Mia Faircroft is back for another hidden-object adventure. This time, the globetrotting conservator finds herself in a little seaside village in Tuscany.

Accompanying Mia is her best friend Maria, one of the returning faces from earlier entries. Much of the storyline involves the pair’s friendship, as well as Maria’s crush on one of the locals, something Mia is quick to both encourage and tease. Because of this dynamic, I recommend playing one of the previous games first.

In between the lightheartedness, the mystery of the crypt looms. The plot isn’t as unique as earlier entries, but it’ll keep you going, even if some of the outcomes are predictable. Once again, Mia’s surrounded by the friendliest group of folks. What little grumpiness exists is only temporary. As Brad (another returning face) says: “Everybody’s just so nice!”

The upbeat characters have a bit more impact through subtle improvements in animation. No longer static stills, they now breathe. It’s a minor touch but a noticeable and effective enhancement.

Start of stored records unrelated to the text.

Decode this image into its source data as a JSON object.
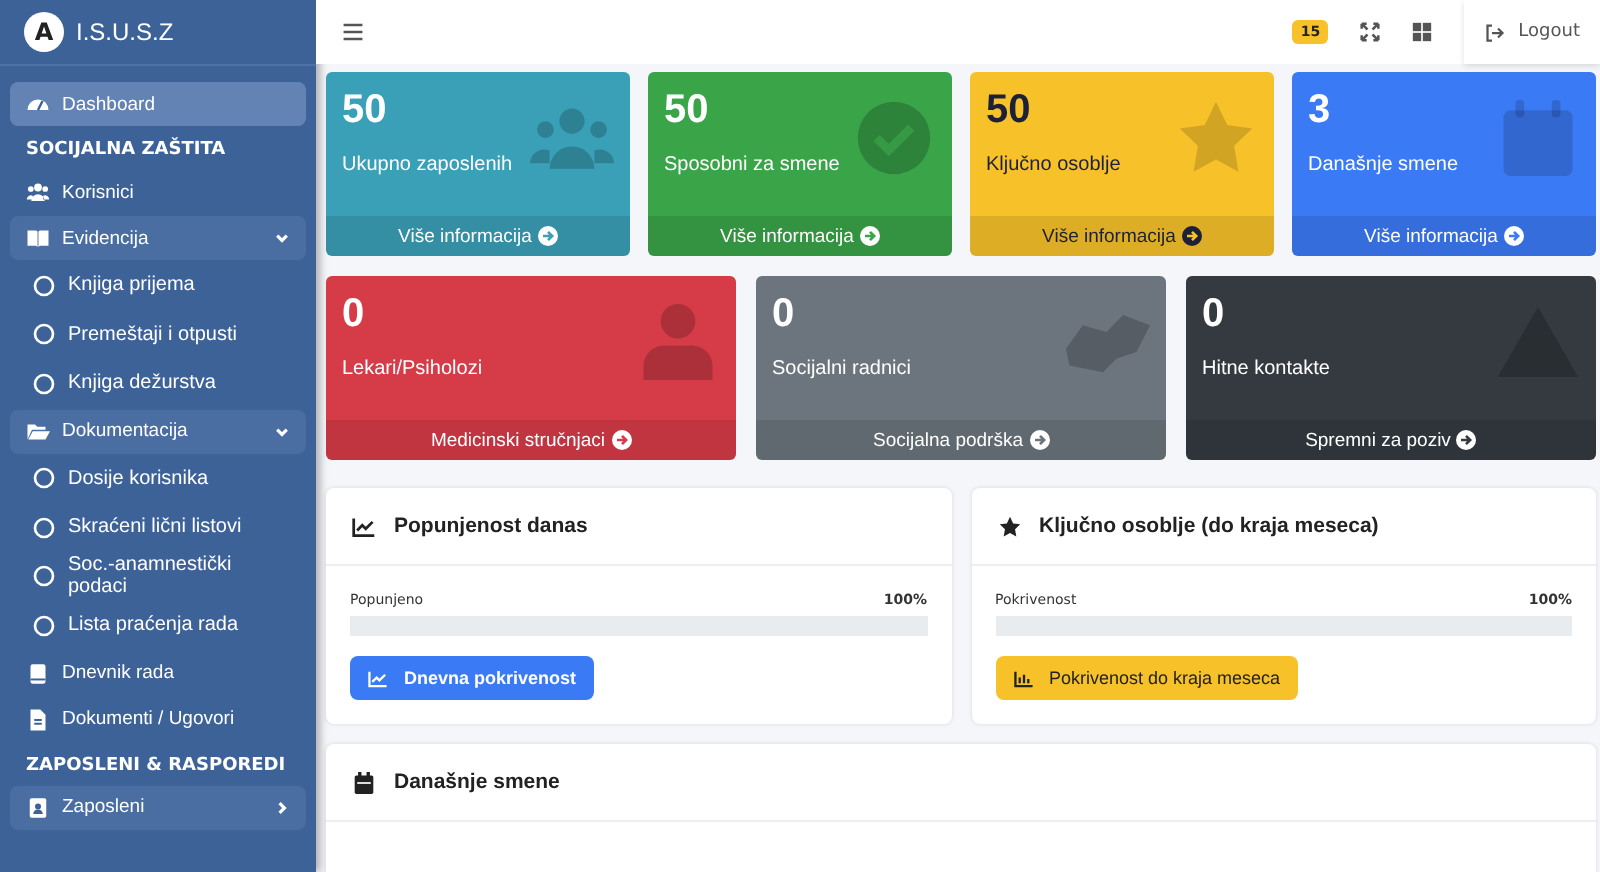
{
  "brand": {
    "logo_letter": "A",
    "name": "I.S.U.S.Z"
  },
  "sidebar": {
    "items": [
      {
        "kind": "link",
        "label": "Dashboard",
        "selected": true
      },
      {
        "kind": "header",
        "label": "SOCIJALNA ZAŠTITA"
      },
      {
        "kind": "link",
        "label": "Korisnici",
        "selected": false
      },
      {
        "kind": "group",
        "label": "Evidencija",
        "expanded": true
      },
      {
        "kind": "sub",
        "label": "Knjiga prijema",
        "selected": false
      },
      {
        "kind": "sub",
        "label": "Premeštaji i otpusti",
        "selected": false
      },
      {
        "kind": "sub",
        "label": "Knjiga dežurstva",
        "selected": false
      },
      {
        "kind": "group",
        "label": "Dokumentacija",
        "expanded": true
      },
      {
        "kind": "sub",
        "label": "Dosije korisnika",
        "selected": false
      },
      {
        "kind": "sub",
        "label": "Skraćeni lični listovi",
        "selected": false
      },
      {
        "kind": "sub",
        "label": "Soc.-anamnestički podaci",
        "selected": false
      },
      {
        "kind": "sub",
        "label": "Lista praćenja rada",
        "selected": false
      },
      {
        "kind": "link",
        "label": "Dnevnik rada",
        "selected": false
      },
      {
        "kind": "link",
        "label": "Dokumenti / Ugovori",
        "selected": false
      },
      {
        "kind": "header",
        "label": "ZAPOSLENI & RASPOREDI"
      },
      {
        "kind": "group",
        "label": "Zaposleni",
        "expanded": false
      }
    ]
  },
  "topbar": {
    "badge": "15",
    "logout": "Logout"
  },
  "stat_rows": [
    [
      {
        "value": "50",
        "label": "Ukupno zaposlenih",
        "link": "Više informacija",
        "color": "#3aa0b8"
      },
      {
        "value": "50",
        "label": "Sposobni za smene",
        "link": "Više informacija",
        "color": "#3aa449"
      },
      {
        "value": "50",
        "label": "Ključno osoblje",
        "link": "Više informacija",
        "color": "#f7c12a"
      },
      {
        "value": "3",
        "label": "Današnje smene",
        "link": "Više informacija",
        "color": "#3b7af5"
      }
    ],
    [
      {
        "value": "0",
        "label": "Lekari/Psiholozi",
        "link": "Medicinski stručnjaci",
        "color": "#d63c48"
      },
      {
        "value": "0",
        "label": "Socijalni radnici",
        "link": "Socijalna podrška",
        "color": "#6c757d"
      },
      {
        "value": "0",
        "label": "Hitne kontakte",
        "link": "Spremni za poziv",
        "color": "#343a40"
      }
    ]
  ],
  "panels": [
    {
      "title": "Popunjenost danas",
      "bar_label": "Popunjeno",
      "reading": "100%",
      "level": 0,
      "button": "Dnevna pokrivenost",
      "kind": "primary"
    },
    {
      "title": "Ključno osoblje (do kraja meseca)",
      "bar_label": "Pokrivenost",
      "reading": "100%",
      "level": 0,
      "button": "Pokrivenost do kraja meseca",
      "kind": "warning"
    }
  ],
  "shifts_panel": {
    "title": "Današnje smene"
  }
}
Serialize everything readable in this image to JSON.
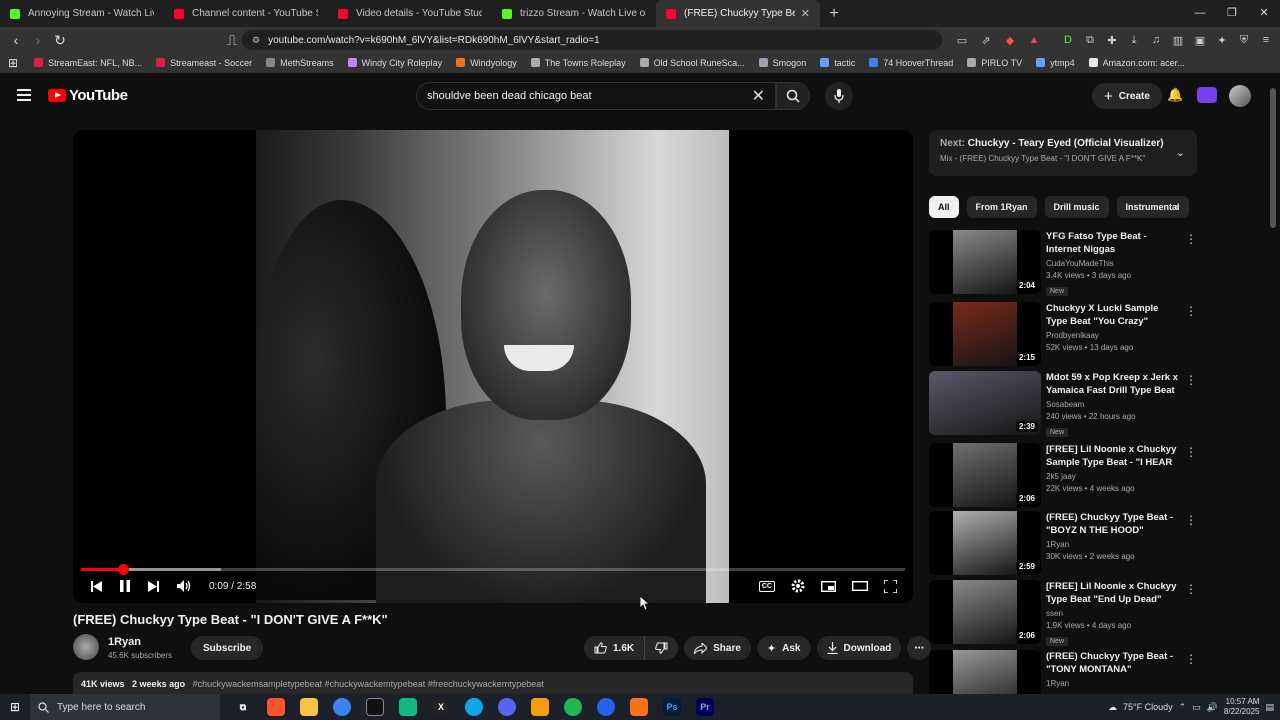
{
  "browser": {
    "tabs": [
      {
        "title": "Annoying Stream - Watch Live on Kick",
        "color": "#53fc18"
      },
      {
        "title": "Channel content - YouTube Studio",
        "color": "#ff0033"
      },
      {
        "title": "Video details - YouTube Studio",
        "color": "#ff0033"
      },
      {
        "title": "trizzo Stream - Watch Live on Kick",
        "color": "#53fc18"
      },
      {
        "title": "(FREE) Chuckyy Type Beat - \"I",
        "color": "#ff0033"
      }
    ],
    "url": "youtube.com/watch?v=k690hM_6lVY&list=RDk690hM_6lVY&start_radio=1",
    "bookmarks": [
      {
        "label": "StreamEast: NFL, NB...",
        "color": "#e11d48"
      },
      {
        "label": "Streameast - Soccer",
        "color": "#e11d48"
      },
      {
        "label": "MethStreams",
        "color": "#888888"
      },
      {
        "label": "Windy City Roleplay",
        "color": "#c084fc"
      },
      {
        "label": "Windyology",
        "color": "#f97316"
      },
      {
        "label": "The Towns Roleplay",
        "color": "#aaaaaa"
      },
      {
        "label": "Old School RuneSca...",
        "color": "#aaaaaa"
      },
      {
        "label": "Smogon",
        "color": "#9ca3af"
      },
      {
        "label": "tactic",
        "color": "#60a5fa"
      },
      {
        "label": "74 HooverThread",
        "color": "#3b82f6"
      },
      {
        "label": "PIRLO TV",
        "color": "#aaaaaa"
      },
      {
        "label": "ytmp4",
        "color": "#60a5fa"
      },
      {
        "label": "Amazon.com: acer...",
        "color": "#e5e7eb"
      }
    ]
  },
  "header": {
    "logo_text": "YouTube",
    "search_value": "shouldve been dead chicago beat",
    "create_label": "Create"
  },
  "player": {
    "progress_fraction": 0.051,
    "buffered_fraction": 0.17,
    "time": "0:09 / 2:58",
    "cc_label": "CC"
  },
  "video": {
    "title": "(FREE) Chuckyy Type Beat - \"I DON'T GIVE A F**K\"",
    "channel": "1Ryan",
    "subscribers": "45.6K subscribers",
    "subscribe_label": "Subscribe",
    "likes": "1.6K",
    "share_label": "Share",
    "ask_label": "Ask",
    "download_label": "Download",
    "views": "41K views",
    "age": "2 weeks ago",
    "tags": "#chuckywackemsampletypebeat #chuckywackemtypebeat #freechuckywackemtypebeat"
  },
  "sidebar": {
    "next_prefix": "Next:",
    "next_title": "Chuckyy - Teary Eyed (Official Visualizer)",
    "next_mix": "Mix - (FREE) Chuckyy Type Beat - \"I DON'T GIVE A F**K\"",
    "chips": [
      "All",
      "From 1Ryan",
      "Drill music",
      "Instrumental"
    ],
    "recommendations": [
      {
        "title": "YFG Fatso Type Beat - Internet Niggas",
        "channel": "CudaYouMadeThis",
        "stats": "3.4K views • 3 days ago",
        "badge": "New",
        "duration": "2:04",
        "tone": "#8a8a8a"
      },
      {
        "title": "Chuckyy X Lucki Sample Type Beat \"You Crazy\"",
        "channel": "Prodbyenikaay",
        "stats": "52K views • 13 days ago",
        "badge": "",
        "duration": "2:15",
        "tone": "#7a2a1a"
      },
      {
        "title": "Mdot 59 x Pop Kreep x Jerk x Yamaica Fast Drill Type Beat ...",
        "channel": "Sosabeam",
        "stats": "240 views • 22 hours ago",
        "badge": "New",
        "duration": "2:39",
        "tone": "#5a5a6a"
      },
      {
        "title": "[FREE] Lil Noonie x Chuckyy Sample Type Beat - \"I HEAR ...",
        "channel": "2k5 jaay",
        "stats": "22K views • 4 weeks ago",
        "badge": "",
        "duration": "2:06",
        "tone": "#707070"
      },
      {
        "title": "(FREE) Chuckyy Type Beat - \"BOYZ N THE HOOD\"",
        "channel": "1Ryan",
        "stats": "30K views • 2 weeks ago",
        "badge": "",
        "duration": "2:59",
        "tone": "#b0b0b0"
      },
      {
        "title": "[FREE] Lil Noonie x Chuckyy Type Beat \"End Up Dead\"",
        "channel": "ssen",
        "stats": "1.9K views • 4 days ago",
        "badge": "New",
        "duration": "2:06",
        "tone": "#8a8a8a"
      },
      {
        "title": "(FREE) Chuckyy Type Beat - \"TONY MONTANA\"",
        "channel": "1Ryan",
        "stats": "",
        "badge": "",
        "duration": "",
        "tone": "#999999"
      }
    ]
  },
  "taskbar": {
    "search_placeholder": "Type here to search",
    "weather": "75°F  Cloudy",
    "time": "10:57 AM",
    "date": "8/22/2025"
  }
}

Finding hidden objects is what you’d expect, especially if you’ve played one of the previous releases. While casual, there’s a bit of challenge here and there. Sometimes an item will be listed, but more than one such object is on the screen. Or, when finding them based on “riddles,” they might be vague, such as “Has a handle” Hidden areas might also have you looking beyond the norm. I stress using hints rarely since they highlight the items, making them impossible to miss. The puzzles now offer a progress bar, so you can see how close you are to completion.

After the secrets of the crypt wrap up, the final five chapters deal with Mia’s relationships with all the characters she’s met in the community. This title is comparable in length to others in the series. Its 20 chapters break down to average about half an hour each, making this a good-sized game but also an easy one to pick up, pass some time, and return to later.

The game is non-linear, as much as can be given its story. By the end, you’ll get sick of seeing familiar locations. Might I suggest offering different angles of the same areas for some beneficial variety? The gameplay’s diverse for this style of game, so I’d like to see the attractive visuals match.

Faircroft’s Antiques: The Forbidden Crypt Collector’s Edition delivers. This good-sized adventure (glitch-free) is an easy recommendation for those who enjoy games like this. And again, “Everybody’s just so nice!”